[Records for processing Boundary: Start]
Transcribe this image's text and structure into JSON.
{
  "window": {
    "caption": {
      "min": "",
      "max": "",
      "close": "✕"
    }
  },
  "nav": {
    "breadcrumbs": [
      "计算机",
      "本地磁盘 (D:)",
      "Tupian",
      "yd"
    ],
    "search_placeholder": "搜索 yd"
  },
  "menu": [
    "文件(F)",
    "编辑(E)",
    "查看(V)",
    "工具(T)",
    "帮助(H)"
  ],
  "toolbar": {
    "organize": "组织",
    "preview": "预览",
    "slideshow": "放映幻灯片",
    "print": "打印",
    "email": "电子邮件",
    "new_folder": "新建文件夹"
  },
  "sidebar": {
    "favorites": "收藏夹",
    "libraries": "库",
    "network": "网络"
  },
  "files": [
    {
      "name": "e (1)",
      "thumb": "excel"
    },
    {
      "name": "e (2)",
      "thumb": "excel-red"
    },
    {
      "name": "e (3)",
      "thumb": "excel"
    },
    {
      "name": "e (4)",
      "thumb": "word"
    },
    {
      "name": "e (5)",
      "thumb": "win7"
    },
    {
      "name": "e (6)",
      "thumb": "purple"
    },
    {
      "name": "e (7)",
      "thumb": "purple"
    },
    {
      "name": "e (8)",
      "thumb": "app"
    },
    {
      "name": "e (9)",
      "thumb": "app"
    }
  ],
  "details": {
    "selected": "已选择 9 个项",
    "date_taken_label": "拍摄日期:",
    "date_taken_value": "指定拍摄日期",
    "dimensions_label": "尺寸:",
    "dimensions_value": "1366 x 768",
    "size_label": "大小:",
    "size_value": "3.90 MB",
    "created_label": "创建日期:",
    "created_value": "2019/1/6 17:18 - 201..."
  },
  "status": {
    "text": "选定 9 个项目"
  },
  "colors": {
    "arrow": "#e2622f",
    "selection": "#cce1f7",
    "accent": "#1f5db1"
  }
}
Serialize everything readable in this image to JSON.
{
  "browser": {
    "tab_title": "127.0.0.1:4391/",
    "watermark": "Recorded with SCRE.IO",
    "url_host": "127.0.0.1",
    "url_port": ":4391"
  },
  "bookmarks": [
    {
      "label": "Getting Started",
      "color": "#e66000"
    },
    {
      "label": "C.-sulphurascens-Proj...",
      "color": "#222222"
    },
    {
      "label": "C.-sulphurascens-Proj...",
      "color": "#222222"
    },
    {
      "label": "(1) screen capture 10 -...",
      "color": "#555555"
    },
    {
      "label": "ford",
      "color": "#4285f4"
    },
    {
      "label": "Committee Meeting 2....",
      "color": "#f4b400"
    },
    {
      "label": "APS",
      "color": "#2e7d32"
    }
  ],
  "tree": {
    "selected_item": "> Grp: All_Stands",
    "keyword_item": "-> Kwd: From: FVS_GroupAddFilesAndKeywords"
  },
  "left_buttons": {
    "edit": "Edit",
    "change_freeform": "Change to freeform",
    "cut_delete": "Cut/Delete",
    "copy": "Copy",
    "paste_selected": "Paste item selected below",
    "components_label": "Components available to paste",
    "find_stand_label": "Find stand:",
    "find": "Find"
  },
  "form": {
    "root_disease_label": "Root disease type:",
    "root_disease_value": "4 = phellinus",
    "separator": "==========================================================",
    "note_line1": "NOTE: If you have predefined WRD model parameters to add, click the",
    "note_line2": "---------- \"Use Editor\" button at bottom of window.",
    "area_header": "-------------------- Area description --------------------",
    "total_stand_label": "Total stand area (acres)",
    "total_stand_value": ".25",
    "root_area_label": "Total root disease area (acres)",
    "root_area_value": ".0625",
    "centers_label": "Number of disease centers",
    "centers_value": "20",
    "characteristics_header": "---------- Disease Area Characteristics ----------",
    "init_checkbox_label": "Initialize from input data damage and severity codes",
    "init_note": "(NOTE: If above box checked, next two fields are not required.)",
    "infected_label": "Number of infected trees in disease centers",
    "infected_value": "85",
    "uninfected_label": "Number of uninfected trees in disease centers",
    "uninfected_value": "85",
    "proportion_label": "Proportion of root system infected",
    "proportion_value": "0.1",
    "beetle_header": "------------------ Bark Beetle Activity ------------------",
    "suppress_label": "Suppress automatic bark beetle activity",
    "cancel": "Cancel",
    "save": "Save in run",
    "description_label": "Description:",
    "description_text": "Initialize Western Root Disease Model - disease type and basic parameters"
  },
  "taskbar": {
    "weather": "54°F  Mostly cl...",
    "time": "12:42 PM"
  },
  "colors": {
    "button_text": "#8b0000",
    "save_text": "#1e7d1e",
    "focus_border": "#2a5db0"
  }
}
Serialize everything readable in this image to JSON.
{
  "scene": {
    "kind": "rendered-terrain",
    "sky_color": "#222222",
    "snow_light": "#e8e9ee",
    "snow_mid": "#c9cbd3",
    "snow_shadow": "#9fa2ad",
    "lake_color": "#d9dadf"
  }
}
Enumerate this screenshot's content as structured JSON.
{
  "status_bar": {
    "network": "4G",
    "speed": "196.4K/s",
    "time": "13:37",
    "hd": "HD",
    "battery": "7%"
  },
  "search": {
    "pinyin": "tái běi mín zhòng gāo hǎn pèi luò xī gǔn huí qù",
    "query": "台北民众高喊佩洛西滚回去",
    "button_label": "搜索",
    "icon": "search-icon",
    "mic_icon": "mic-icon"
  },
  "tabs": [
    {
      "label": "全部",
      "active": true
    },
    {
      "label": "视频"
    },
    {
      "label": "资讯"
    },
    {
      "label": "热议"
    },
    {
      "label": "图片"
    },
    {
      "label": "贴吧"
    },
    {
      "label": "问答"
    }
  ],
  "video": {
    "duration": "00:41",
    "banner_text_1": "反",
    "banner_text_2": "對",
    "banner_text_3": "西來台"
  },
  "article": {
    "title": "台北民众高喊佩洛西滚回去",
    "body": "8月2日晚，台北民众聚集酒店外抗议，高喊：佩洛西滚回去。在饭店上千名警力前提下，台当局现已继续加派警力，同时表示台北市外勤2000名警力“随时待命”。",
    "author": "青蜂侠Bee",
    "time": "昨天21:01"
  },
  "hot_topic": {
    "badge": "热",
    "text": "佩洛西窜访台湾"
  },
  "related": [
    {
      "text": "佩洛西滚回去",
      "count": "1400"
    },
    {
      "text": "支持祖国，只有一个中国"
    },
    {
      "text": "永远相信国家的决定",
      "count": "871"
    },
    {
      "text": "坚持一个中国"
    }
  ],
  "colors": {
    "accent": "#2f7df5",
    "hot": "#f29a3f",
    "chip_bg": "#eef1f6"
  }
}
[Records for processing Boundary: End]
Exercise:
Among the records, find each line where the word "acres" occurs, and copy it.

Expected answer:
    "total_stand_label": "Total stand area (acres)",
    "root_area_label": "Total root disease area (acres)",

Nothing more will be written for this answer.